> GOAL OF THE EXERCISE: Below are records; how many of their lines hold the string "values"? Reply with nothing but the number.
++++ ENTRIES PROVIDED
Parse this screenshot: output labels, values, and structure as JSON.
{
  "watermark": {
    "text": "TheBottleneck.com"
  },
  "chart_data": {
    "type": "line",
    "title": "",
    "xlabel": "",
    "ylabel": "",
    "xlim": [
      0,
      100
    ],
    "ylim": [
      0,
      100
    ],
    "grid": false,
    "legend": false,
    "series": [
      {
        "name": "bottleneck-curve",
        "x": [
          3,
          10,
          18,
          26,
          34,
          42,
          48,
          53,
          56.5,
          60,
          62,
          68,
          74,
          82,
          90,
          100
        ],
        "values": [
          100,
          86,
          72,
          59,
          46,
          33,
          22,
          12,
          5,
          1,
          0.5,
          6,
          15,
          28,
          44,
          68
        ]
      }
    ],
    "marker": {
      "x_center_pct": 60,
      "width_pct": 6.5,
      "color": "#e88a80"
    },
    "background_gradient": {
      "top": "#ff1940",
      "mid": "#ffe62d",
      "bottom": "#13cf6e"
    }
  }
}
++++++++
> PROBLEM SOLUTION: 2